The need for both merchant and cruise ship owners to adapt to environmentally friendly and cost-effective energy solutions is urgent. In fact, just over a year from now the International Maritime Organization’s regulations on sulphur emissions will come into full force. The current limit of allowed sulphur content in exhaust gases will be reduced from 3.5% to 0.5%
So, what are the options?
There is not much time left for implementation. Operators who are investigating options other than a fuel shift need to have their strategies ready with viable actions they can take. However, those who decide not to install a scrubber on their vessels will be left with only one option – to switch to a lighter and more expensive fuel like MDO, MGO or ULSFO.
There is no one-size-fits-all solution. The best option to comply with the upcoming regulation depends on the vessel type and size, operational patterns and which fuels are available in the short and long term. Since it is likely that the more expensive fuel types will become the norm, energy efficiency is crucial for ship owners in order to keep costs down. Especially when fuel prices may rise even more in the future.
Given that the efficiency of a ship engine is usually around 35% to 45%, that means 50% of the total fuel energy is lost as heat during the combustion. Typically, a significant amount of this heat has been viewed as low quality and could not be captured. However, new systems have been engineered to convert this waste heat into electricity at high efficiencies. One example is the Climeon Heat Power system, which can convert low-temperature waste heat into electricity, resulting in fuel savings.

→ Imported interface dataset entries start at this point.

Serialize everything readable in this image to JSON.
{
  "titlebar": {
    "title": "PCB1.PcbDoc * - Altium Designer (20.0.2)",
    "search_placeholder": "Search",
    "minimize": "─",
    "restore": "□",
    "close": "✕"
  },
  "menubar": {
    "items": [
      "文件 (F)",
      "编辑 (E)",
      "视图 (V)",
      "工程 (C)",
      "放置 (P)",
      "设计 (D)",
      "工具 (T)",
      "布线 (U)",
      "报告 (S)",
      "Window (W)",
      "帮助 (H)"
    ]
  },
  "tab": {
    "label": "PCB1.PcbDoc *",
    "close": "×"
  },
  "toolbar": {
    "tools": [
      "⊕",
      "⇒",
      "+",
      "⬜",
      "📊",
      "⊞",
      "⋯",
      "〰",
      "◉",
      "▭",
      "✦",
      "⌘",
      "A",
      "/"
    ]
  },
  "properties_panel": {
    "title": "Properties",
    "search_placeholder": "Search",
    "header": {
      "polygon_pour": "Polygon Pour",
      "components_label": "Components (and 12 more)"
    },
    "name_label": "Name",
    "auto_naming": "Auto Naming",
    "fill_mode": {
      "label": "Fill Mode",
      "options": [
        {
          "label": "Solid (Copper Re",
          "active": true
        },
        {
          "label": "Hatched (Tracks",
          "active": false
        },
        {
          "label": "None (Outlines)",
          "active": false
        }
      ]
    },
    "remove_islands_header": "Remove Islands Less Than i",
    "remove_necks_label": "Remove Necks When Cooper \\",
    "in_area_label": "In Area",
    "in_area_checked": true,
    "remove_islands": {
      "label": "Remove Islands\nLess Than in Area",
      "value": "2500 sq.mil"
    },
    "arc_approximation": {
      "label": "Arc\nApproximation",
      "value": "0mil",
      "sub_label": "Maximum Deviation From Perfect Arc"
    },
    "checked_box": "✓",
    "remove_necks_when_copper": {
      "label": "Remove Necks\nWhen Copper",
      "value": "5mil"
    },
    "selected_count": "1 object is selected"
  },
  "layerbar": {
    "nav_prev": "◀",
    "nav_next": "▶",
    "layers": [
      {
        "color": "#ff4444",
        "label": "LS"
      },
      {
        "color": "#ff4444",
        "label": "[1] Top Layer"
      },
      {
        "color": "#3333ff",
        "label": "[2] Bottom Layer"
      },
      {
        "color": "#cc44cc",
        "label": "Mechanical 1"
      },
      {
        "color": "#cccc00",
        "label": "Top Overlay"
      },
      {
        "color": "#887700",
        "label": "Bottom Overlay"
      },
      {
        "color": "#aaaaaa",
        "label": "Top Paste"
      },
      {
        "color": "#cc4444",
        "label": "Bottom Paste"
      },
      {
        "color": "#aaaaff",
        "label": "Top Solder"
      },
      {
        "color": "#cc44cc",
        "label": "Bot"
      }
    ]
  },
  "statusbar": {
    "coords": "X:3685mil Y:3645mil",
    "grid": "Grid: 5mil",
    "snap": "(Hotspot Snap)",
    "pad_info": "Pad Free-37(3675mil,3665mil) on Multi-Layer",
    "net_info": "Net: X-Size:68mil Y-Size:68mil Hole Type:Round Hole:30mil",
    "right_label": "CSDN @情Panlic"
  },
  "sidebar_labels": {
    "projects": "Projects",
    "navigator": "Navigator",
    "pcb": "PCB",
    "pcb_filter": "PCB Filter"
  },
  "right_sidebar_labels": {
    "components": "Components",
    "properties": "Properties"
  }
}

The drawback of Waste Heat Recovery (WHR) systems is that the required investment sometimes doesn’t meet the industry’s demand on payback times. One possible step forward to accelerate the implementation of these solutions could be the “Electricity as a Service” model (EaaS). As Mark Bonchek wrote in his interesting article about the hurdles to adopting new technologies in the Harvard Business Review[i], “data, information, and value propositions are not enough to sell innovative products.” Often what is required is a new way of thinking – which is what the cruise industry and cargo shipping companies will need to do in order to meet the new requirements.
How does it work?
You might already be familiar with monthly, pay-as-you-go mobile phone subscriptions, where you only pay for the minutes, texts and data that you use. Take that idea and simply replace minutes, texts and data with kilowatt-hours and you have the EaaS-model.
In such a model either the vendor or a third party, let’s call them the EaaS-Provider, owns the power generation equipment and sells the produced electricity to the shipowner or operator. The EaaS-Provider has total responsibility for the Waste Heat Recovery installation, including feasibility, project integration, performance and maintenance. Some shared service responsibility with the crew on board will likely be necessary, in case minor work is required while the ship is at sea. However, the main benefit to the ship owner or operator is that they do not need to worry about CAPEX and OPEX for the WHR plant, but simply pay for the electricity that is produced.
The following diagram shows how such a setup would work:
What are the advantages?
Access to the latest, most efficient and operational improvement technology
Decreased fuel costs & improved CO₂ balance sheet
No locked-up capital
The provider is responsible for feasibility, integration and performance
Minimal maintenance responsibility for the ship owner
Ships pay only for the produced electricity
What do you think about this business model?
In your opinion, what are the pros? What are the cons?